--- START ---

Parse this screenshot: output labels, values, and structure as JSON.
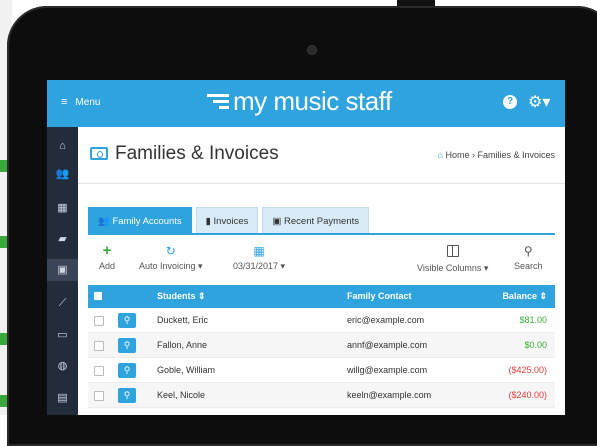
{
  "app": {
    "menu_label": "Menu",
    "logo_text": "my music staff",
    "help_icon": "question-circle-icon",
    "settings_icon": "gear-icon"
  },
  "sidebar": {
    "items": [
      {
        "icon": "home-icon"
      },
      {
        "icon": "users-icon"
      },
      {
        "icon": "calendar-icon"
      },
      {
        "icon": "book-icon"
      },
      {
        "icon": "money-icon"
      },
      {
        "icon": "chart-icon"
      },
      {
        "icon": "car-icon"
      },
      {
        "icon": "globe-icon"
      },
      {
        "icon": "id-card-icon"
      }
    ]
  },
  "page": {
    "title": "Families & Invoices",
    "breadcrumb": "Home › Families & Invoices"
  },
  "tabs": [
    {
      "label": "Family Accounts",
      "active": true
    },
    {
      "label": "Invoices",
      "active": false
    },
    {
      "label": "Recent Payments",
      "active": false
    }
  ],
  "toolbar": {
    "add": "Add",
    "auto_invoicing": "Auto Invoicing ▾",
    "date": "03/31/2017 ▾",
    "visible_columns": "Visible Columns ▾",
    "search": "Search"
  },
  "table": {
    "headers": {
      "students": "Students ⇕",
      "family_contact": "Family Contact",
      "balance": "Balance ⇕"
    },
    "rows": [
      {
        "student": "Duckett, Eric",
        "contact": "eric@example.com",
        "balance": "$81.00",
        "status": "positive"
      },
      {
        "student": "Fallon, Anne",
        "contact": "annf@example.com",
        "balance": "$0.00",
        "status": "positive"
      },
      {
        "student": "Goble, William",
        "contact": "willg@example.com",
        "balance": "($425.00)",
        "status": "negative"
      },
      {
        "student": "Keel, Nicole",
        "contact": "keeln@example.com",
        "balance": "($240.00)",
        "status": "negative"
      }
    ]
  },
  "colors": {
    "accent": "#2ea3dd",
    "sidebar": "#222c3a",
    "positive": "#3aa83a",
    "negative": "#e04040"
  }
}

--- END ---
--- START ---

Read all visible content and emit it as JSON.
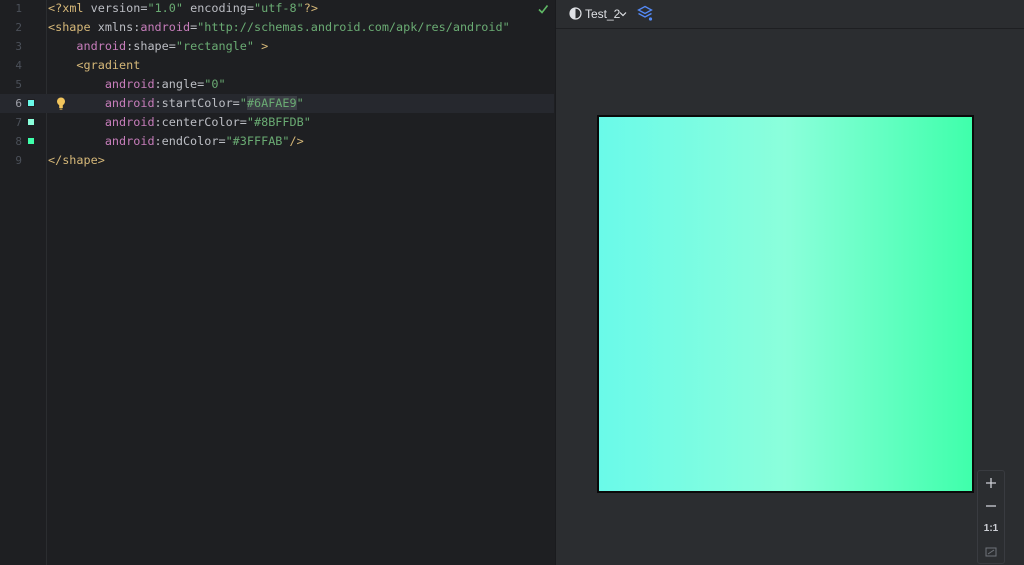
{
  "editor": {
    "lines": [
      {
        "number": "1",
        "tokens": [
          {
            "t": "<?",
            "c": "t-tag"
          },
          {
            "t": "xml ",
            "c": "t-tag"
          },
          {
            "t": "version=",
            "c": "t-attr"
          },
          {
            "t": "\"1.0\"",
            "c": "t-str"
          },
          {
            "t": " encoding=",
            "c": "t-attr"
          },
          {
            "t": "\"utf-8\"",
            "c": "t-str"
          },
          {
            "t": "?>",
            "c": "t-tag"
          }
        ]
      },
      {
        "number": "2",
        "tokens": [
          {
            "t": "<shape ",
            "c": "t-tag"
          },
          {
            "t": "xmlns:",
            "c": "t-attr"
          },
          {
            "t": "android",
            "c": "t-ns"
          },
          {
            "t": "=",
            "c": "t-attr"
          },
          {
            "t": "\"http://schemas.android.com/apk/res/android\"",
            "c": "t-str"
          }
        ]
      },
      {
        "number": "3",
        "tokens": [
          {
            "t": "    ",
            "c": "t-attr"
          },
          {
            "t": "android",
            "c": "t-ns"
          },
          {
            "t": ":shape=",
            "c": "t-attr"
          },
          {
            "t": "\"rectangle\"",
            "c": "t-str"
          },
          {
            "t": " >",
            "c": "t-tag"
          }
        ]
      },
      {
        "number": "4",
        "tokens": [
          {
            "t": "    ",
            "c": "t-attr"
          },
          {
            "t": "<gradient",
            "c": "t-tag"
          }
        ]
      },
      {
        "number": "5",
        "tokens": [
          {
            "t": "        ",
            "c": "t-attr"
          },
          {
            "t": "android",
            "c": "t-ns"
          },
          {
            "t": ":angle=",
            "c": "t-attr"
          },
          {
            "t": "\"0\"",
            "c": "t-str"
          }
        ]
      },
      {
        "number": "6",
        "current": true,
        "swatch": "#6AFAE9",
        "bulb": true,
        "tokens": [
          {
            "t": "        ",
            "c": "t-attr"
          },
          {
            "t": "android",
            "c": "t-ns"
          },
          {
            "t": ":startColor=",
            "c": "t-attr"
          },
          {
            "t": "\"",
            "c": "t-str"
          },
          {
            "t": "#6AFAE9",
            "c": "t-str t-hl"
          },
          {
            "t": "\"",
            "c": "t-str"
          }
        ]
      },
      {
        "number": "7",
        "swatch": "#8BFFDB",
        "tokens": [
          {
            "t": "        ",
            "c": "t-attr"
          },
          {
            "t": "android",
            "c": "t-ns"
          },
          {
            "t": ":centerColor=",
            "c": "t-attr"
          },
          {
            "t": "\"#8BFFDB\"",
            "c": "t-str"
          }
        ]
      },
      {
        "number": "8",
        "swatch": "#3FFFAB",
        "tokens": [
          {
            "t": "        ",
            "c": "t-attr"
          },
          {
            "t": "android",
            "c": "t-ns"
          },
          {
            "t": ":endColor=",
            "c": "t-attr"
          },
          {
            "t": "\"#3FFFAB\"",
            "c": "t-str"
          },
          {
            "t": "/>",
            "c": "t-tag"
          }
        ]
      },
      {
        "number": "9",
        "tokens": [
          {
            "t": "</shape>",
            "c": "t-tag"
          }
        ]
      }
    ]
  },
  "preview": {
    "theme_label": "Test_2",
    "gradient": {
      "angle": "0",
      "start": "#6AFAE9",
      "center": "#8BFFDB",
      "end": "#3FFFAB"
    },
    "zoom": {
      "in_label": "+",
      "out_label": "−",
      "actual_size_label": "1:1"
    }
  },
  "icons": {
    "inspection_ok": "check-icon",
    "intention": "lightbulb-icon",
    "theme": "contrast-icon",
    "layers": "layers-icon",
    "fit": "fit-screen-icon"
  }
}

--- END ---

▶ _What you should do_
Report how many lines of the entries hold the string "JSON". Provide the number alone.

▶ _Response to the task_
2